Using the listing below, copy every line that mentions "days".

- - - -

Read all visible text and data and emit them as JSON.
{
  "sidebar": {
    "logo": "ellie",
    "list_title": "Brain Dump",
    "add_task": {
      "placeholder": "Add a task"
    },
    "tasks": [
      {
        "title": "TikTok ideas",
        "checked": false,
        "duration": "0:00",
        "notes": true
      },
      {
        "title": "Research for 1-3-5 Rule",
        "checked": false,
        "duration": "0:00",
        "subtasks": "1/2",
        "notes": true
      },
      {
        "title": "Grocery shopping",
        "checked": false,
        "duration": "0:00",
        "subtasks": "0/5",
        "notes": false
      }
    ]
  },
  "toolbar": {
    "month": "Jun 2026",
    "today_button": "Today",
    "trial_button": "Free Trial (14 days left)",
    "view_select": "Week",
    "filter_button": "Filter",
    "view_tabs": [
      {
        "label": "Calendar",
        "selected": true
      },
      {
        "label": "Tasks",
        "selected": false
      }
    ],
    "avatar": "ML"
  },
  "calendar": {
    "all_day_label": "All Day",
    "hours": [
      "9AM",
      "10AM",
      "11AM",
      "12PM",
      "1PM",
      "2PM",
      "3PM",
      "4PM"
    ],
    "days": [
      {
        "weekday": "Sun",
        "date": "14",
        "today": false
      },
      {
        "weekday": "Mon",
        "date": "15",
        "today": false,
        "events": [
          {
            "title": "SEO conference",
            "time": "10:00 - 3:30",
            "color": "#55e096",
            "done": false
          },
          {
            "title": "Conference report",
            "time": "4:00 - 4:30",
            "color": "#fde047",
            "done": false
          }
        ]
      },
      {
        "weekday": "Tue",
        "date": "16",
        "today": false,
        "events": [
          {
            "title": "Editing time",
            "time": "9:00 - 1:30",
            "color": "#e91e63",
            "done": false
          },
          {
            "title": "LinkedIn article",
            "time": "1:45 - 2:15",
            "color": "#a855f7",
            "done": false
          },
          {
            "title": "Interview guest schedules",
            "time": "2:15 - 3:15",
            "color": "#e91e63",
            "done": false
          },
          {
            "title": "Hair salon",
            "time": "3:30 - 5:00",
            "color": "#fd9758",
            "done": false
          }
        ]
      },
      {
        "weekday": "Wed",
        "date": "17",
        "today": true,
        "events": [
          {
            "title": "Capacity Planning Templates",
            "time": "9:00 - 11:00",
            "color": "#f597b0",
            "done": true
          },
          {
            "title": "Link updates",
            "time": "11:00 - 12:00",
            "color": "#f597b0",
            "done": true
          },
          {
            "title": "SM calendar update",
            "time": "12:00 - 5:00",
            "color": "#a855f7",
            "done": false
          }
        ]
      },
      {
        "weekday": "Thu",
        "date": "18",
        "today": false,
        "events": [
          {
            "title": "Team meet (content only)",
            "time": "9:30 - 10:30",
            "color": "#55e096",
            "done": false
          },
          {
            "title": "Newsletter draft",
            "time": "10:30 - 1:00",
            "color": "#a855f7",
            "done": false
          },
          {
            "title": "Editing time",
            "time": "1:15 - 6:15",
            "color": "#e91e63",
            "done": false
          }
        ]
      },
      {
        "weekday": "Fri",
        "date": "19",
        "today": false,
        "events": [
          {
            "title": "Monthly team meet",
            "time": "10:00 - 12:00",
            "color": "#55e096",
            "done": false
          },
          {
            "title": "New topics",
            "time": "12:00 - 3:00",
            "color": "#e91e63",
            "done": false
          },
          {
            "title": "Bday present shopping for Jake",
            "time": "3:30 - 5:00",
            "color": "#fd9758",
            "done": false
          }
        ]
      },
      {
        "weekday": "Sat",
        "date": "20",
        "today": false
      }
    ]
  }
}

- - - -

### RESPONSE AREA
    "trial_button": "Free Trial (14 days left)",
    "days": [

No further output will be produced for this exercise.